(PROBLEM REQUIREMENTS) The expected output is each line below containing "level", copied in full.

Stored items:
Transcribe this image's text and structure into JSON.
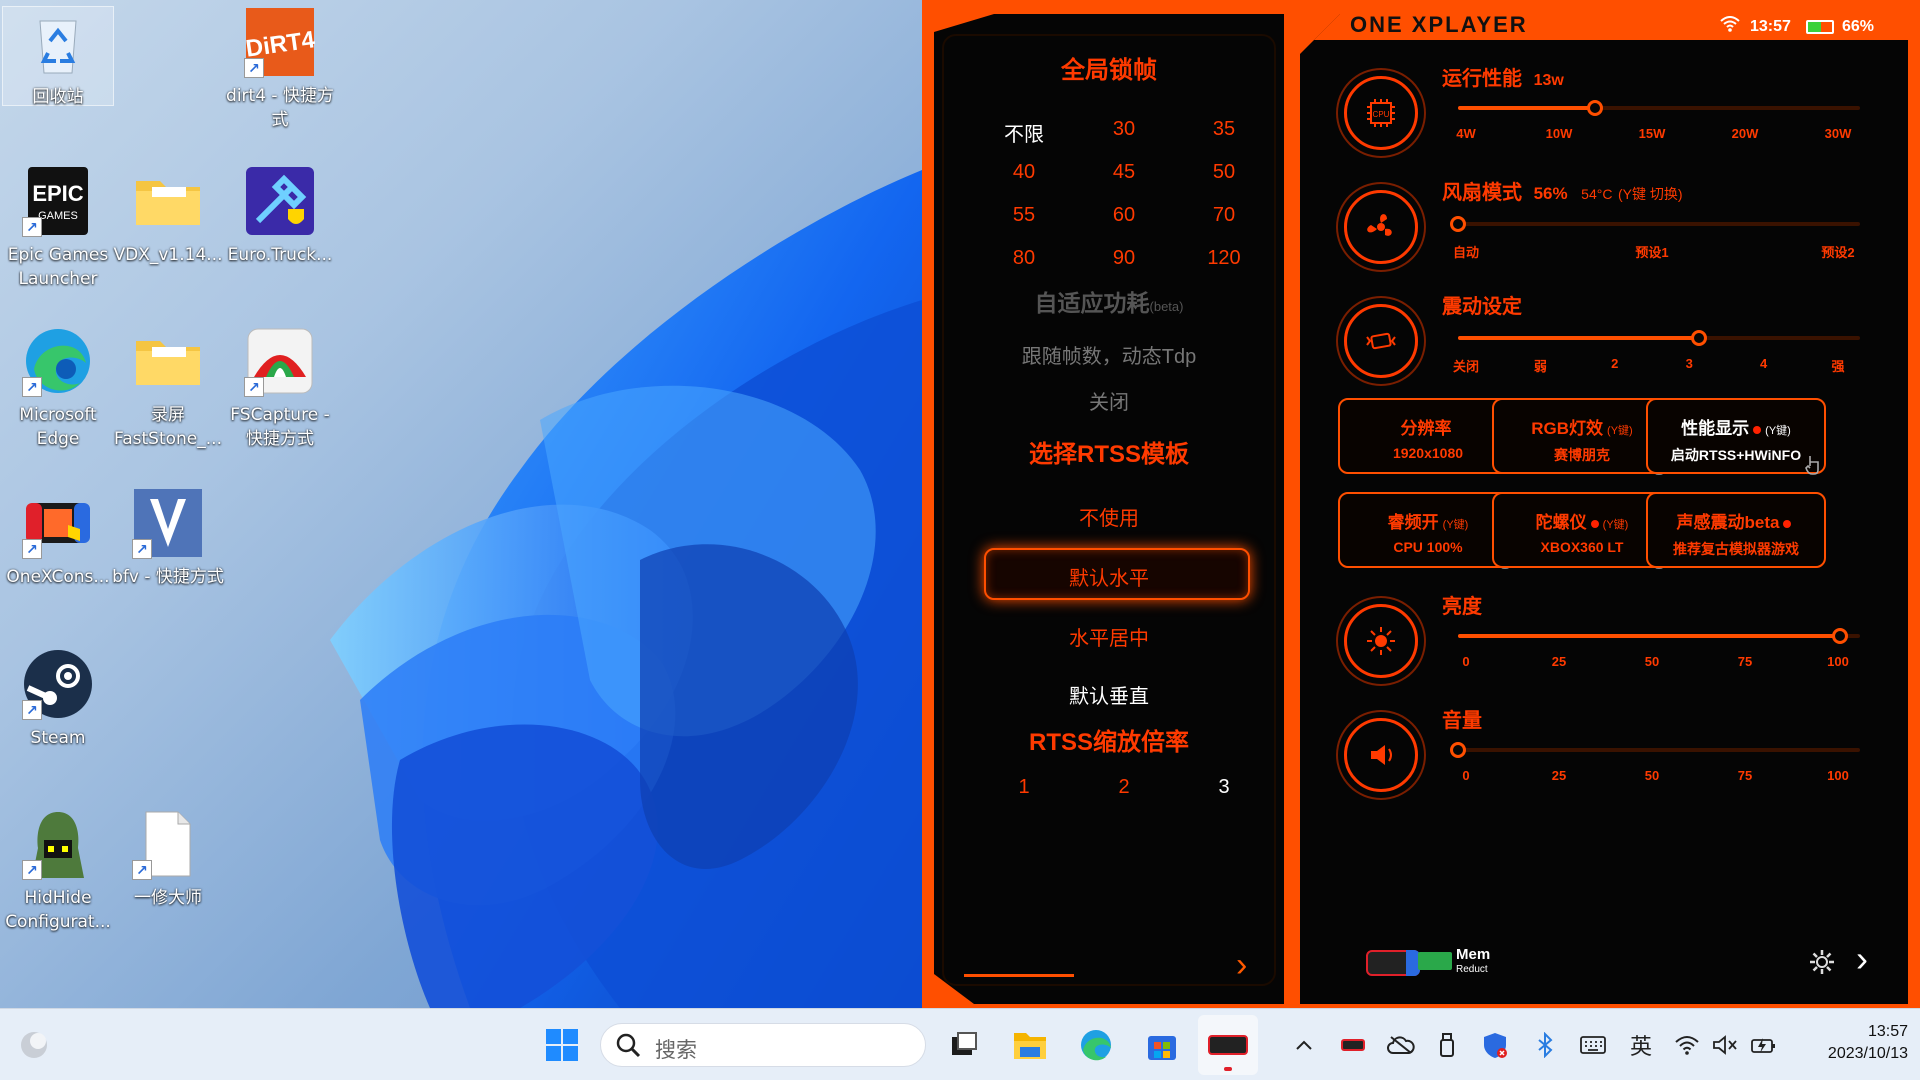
{
  "desktop": {
    "icons": [
      {
        "name": "recycle-bin",
        "label": "回收站"
      },
      {
        "name": "dirt4-shortcut",
        "label": "dirt4 - 快捷方式"
      },
      {
        "name": "epic-games-launcher",
        "label": "Epic Games Launcher"
      },
      {
        "name": "vdx-folder",
        "label": "VDX_v1.14..."
      },
      {
        "name": "euro-truck",
        "label": "Euro.Truck..."
      },
      {
        "name": "microsoft-edge",
        "label": "Microsoft Edge"
      },
      {
        "name": "faststone-folder",
        "label": "录屏 FastStone_..."
      },
      {
        "name": "fscapture-shortcut",
        "label": "FSCapture - 快捷方式"
      },
      {
        "name": "onexconsole",
        "label": "OneXCons..."
      },
      {
        "name": "bfv-shortcut",
        "label": "bfv - 快捷方式"
      },
      {
        "name": "steam",
        "label": "Steam"
      },
      {
        "name": "hidhide",
        "label": "HidHide Configurat..."
      },
      {
        "name": "yixiu-master",
        "label": "一修大师"
      }
    ]
  },
  "taskbar": {
    "search_placeholder": "搜索",
    "ime": "英",
    "time": "13:57",
    "date": "2023/10/13"
  },
  "onex": {
    "brand": "ONE XPLAYER",
    "status": {
      "time": "13:57",
      "battery": "66%"
    },
    "left": {
      "fps_title": "全局锁帧",
      "fps_options": [
        "不限",
        "30",
        "35",
        "40",
        "45",
        "50",
        "55",
        "60",
        "70",
        "80",
        "90",
        "120"
      ],
      "fps_selected": "不限",
      "adaptive_title": "自适应功耗",
      "adaptive_beta": "(beta)",
      "adaptive_follow": "跟随帧数，动态Tdp",
      "adaptive_off": "关闭",
      "rtss_title": "选择RTSS模板",
      "rtss_options": [
        "不使用",
        "默认水平",
        "水平居中",
        "默认垂直"
      ],
      "rtss_selected": "默认水平",
      "zoom_title": "RTSS缩放倍率",
      "zoom_options": [
        "1",
        "2",
        "3"
      ],
      "zoom_selected": "3"
    },
    "right": {
      "perf": {
        "title": "运行性能",
        "value": "13w",
        "ticks": [
          "4W",
          "10W",
          "15W",
          "20W",
          "30W"
        ],
        "level": 0.34
      },
      "fan": {
        "title": "风扇模式",
        "value": "56%",
        "temp": "54°C",
        "hint": "(Y键 切换)",
        "ticks": [
          "自动",
          "预设1",
          "预设2"
        ],
        "level": 0.0
      },
      "vibe": {
        "title": "震动设定",
        "ticks": [
          "关闭",
          "弱",
          "2",
          "3",
          "4",
          "强"
        ],
        "level": 0.6
      },
      "cards": [
        {
          "title": "分辨率",
          "sub": "1920x1080",
          "tag": ""
        },
        {
          "title": "RGB灯效",
          "sub": "赛博朋克",
          "tag": "(Y键)"
        },
        {
          "title": "性能显示",
          "sub": "启动RTSS+HWiNFO",
          "tag": "(Y键)"
        },
        {
          "title": "睿频开",
          "sub": "CPU 100%",
          "tag": "(Y键)"
        },
        {
          "title": "陀螺仪",
          "sub": "XBOX360 LT",
          "tag": "(Y键)"
        },
        {
          "title": "声感震动beta",
          "sub": "推荐复古模拟器游戏",
          "tag": ""
        }
      ],
      "brightness": {
        "title": "亮度",
        "ticks": [
          "0",
          "25",
          "50",
          "75",
          "100"
        ],
        "level": 0.95
      },
      "volume": {
        "title": "音量",
        "ticks": [
          "0",
          "25",
          "50",
          "75",
          "100"
        ],
        "level": 0.0
      },
      "mem_label": "Mem",
      "mem_sub": "Reduct"
    }
  },
  "colors": {
    "accent": "#ff4f00",
    "panel": "#050505",
    "text_orange": "#ff3a00"
  }
}
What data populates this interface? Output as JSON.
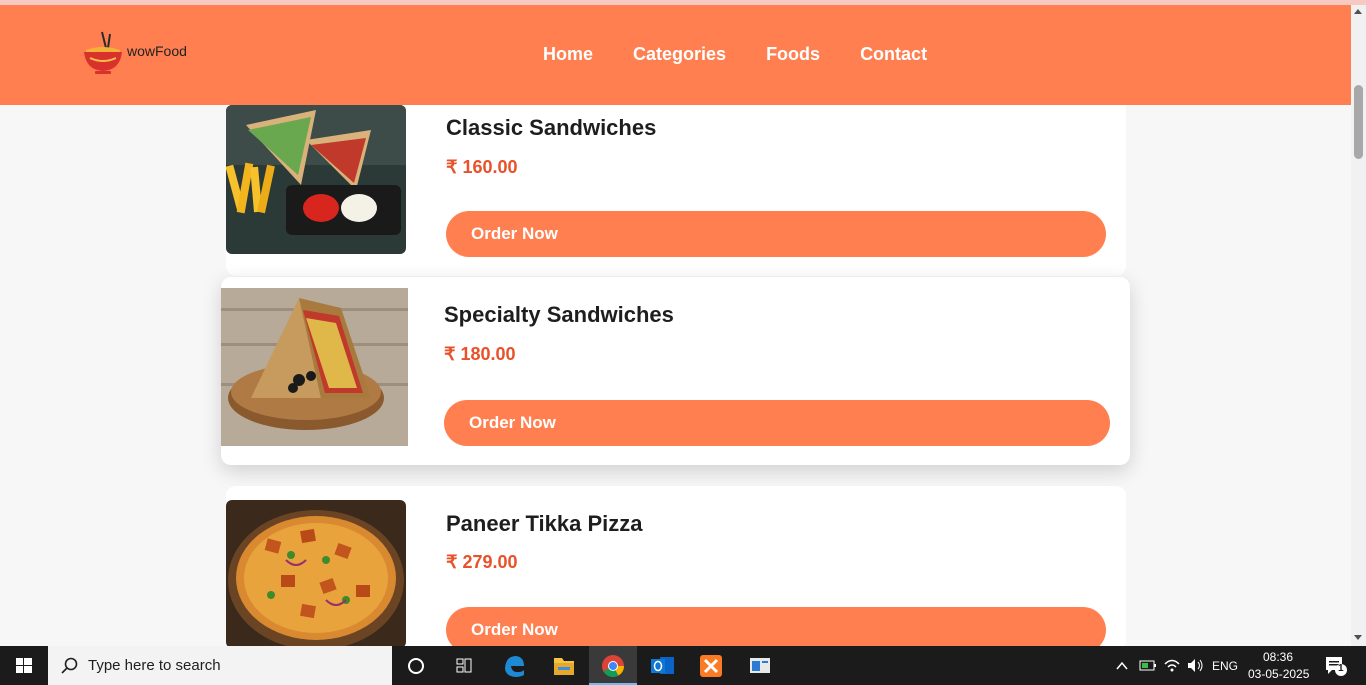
{
  "brand": {
    "name": "wowFood",
    "tagline": "",
    "accent_color": "#ff7f50",
    "price_color": "#e8512a"
  },
  "nav": [
    {
      "label": "Home"
    },
    {
      "label": "Categories"
    },
    {
      "label": "Foods"
    },
    {
      "label": "Contact"
    }
  ],
  "foods": [
    {
      "title": "Classic Sandwiches",
      "price": "₹ 160.00",
      "button": "Order Now",
      "image": "club-sandwich-with-fries-and-dips"
    },
    {
      "title": "Specialty Sandwiches",
      "price": "₹ 180.00",
      "button": "Order Now",
      "image": "triangle-sandwich-on-wooden-board"
    },
    {
      "title": "Paneer Tikka Pizza",
      "price": "₹ 279.00",
      "button": "Order Now",
      "image": "paneer-tikka-pizza"
    }
  ],
  "taskbar": {
    "search_placeholder": "Type here to search",
    "apps": [
      "task-view-icon",
      "edge-icon",
      "file-explorer-icon",
      "chrome-icon",
      "outlook-icon",
      "xampp-icon",
      "app-window-icon"
    ],
    "language": "ENG",
    "time": "08:36",
    "date": "03-05-2025",
    "notification_count": "1"
  }
}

(TASK RESPONSE)
        "level": 0.34
        "level": 0.0
        "level": 0.6
        "level": 0.95
        "level": 0.0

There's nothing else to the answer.